- ABOUT THIS TASK
Using the records that follow, copy every line containing the word "kind".

* * *

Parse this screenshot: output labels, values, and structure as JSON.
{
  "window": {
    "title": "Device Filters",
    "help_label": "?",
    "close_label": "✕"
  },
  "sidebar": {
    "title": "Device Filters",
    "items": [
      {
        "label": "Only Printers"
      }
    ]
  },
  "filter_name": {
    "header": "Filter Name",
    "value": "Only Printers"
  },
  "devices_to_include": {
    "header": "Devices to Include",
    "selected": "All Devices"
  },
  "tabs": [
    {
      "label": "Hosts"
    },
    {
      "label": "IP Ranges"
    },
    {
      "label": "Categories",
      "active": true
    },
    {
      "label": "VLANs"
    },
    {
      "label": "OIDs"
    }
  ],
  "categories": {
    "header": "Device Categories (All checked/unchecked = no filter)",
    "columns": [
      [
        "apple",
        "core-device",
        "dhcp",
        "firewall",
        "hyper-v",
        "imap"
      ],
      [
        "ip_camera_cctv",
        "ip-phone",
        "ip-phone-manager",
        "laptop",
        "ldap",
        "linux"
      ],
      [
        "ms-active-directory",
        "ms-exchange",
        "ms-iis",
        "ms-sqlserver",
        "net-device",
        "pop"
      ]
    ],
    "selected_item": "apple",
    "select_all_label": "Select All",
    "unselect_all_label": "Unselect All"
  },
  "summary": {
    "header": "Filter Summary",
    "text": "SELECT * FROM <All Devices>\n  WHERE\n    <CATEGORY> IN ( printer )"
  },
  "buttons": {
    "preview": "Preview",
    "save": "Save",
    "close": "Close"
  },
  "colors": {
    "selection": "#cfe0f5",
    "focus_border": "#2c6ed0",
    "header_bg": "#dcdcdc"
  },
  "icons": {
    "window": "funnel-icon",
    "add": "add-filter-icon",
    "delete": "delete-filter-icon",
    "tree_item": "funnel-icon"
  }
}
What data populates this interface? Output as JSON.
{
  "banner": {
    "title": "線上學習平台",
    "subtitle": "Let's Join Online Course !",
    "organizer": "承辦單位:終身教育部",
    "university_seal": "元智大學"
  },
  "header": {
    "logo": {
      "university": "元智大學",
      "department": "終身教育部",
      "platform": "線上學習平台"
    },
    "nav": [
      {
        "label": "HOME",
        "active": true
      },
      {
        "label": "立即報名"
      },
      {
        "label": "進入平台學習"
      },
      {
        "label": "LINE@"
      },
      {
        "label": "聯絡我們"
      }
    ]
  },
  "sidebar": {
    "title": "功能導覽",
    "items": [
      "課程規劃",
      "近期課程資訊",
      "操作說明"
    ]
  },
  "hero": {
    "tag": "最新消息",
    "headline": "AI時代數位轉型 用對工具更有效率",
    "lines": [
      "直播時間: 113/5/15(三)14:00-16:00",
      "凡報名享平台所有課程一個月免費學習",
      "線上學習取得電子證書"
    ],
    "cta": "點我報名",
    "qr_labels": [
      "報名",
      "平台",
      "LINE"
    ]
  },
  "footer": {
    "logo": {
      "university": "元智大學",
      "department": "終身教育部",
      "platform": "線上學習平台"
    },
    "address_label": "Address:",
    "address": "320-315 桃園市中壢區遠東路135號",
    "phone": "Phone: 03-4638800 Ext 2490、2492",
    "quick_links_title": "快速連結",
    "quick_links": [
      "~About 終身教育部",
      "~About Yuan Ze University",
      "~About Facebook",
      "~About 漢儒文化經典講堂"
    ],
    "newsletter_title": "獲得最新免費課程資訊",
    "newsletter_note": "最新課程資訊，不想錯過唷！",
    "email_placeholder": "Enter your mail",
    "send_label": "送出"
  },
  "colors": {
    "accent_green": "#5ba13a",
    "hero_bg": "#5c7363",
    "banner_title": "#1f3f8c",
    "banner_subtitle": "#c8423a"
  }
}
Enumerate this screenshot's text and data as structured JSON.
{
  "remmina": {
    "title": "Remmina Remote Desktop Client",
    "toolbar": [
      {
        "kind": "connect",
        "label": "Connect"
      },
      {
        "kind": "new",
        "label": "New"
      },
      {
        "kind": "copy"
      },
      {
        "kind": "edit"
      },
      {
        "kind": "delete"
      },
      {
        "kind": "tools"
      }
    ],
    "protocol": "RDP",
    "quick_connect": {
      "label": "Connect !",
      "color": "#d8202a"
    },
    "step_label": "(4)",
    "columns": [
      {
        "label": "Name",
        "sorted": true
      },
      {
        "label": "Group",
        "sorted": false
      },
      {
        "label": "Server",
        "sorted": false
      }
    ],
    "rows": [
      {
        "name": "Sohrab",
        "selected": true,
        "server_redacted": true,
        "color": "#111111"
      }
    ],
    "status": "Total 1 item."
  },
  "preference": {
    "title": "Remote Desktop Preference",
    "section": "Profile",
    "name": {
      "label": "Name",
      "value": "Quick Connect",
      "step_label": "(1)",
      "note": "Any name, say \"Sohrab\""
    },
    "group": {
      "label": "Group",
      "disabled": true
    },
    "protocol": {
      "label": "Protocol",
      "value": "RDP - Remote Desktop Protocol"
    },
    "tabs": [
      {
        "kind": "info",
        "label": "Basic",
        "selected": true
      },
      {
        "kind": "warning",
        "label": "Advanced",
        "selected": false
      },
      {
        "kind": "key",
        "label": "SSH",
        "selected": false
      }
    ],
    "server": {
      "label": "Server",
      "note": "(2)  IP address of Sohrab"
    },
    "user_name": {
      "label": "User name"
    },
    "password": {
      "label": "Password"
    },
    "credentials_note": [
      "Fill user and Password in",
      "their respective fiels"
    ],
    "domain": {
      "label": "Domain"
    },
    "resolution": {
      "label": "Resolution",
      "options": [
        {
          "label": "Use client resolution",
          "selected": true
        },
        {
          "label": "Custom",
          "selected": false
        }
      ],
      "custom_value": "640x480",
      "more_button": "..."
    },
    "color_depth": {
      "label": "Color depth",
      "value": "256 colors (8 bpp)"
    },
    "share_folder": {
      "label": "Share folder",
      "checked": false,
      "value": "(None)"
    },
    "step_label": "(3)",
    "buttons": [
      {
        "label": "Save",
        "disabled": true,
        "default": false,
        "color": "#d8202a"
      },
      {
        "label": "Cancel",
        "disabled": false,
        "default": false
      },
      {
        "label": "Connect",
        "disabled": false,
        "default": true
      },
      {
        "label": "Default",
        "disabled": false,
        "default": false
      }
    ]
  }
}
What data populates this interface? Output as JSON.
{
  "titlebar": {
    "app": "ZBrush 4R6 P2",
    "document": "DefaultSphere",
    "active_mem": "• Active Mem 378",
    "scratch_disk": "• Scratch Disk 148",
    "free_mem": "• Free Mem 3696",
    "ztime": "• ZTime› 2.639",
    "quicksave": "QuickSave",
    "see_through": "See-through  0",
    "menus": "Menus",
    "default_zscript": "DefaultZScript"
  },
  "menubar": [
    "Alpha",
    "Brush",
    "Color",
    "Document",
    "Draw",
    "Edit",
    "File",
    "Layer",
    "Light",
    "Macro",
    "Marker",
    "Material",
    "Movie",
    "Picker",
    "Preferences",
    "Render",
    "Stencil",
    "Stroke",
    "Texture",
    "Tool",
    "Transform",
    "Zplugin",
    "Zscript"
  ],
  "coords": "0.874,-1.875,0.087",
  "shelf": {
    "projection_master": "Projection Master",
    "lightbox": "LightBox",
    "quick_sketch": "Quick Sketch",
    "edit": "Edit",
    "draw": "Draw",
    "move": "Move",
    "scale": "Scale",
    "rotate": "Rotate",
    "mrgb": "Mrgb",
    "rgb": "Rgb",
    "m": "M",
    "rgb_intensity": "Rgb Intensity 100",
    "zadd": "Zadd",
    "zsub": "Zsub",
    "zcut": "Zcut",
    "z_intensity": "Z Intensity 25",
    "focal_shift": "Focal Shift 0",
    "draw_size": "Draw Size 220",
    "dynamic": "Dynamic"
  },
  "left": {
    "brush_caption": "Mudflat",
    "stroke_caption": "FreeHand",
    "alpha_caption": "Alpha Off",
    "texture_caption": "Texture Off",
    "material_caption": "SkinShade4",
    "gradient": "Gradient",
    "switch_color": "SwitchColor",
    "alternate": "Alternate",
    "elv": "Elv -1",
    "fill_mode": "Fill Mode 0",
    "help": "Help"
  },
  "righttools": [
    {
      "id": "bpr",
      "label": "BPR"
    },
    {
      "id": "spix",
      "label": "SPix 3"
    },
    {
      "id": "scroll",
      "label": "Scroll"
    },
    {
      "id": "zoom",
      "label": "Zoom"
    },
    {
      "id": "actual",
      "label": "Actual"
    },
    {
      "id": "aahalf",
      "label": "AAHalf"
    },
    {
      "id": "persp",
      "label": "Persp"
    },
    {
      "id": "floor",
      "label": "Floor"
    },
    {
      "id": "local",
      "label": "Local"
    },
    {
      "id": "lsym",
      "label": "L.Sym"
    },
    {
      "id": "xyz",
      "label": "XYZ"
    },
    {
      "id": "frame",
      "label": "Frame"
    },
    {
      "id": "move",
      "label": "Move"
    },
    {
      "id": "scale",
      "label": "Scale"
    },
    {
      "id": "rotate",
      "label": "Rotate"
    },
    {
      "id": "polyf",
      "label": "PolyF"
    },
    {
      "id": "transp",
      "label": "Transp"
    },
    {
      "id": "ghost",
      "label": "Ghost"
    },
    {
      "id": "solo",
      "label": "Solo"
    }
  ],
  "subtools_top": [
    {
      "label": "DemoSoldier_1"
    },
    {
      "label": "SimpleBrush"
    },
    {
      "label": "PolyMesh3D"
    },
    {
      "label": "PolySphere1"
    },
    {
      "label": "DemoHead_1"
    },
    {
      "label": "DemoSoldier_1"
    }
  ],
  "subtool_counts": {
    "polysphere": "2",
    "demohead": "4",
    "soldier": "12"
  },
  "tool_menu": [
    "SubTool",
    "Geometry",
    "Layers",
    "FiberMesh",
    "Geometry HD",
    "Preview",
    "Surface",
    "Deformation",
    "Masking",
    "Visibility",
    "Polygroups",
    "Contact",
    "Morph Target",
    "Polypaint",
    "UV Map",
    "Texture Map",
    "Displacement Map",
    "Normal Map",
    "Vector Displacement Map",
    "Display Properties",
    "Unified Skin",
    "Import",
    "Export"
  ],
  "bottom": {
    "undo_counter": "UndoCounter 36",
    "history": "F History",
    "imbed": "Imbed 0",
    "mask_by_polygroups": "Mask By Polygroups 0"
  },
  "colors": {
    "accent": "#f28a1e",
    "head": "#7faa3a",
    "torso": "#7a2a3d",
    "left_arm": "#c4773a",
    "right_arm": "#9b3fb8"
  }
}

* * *

- EXERCISE ANSWER
        "kind": "connect",
        "kind": "new",
        "kind": "copy"
        "kind": "edit"
        "kind": "delete"
        "kind": "tools"
        "kind": "info",
        "kind": "warning",
        "kind": "key",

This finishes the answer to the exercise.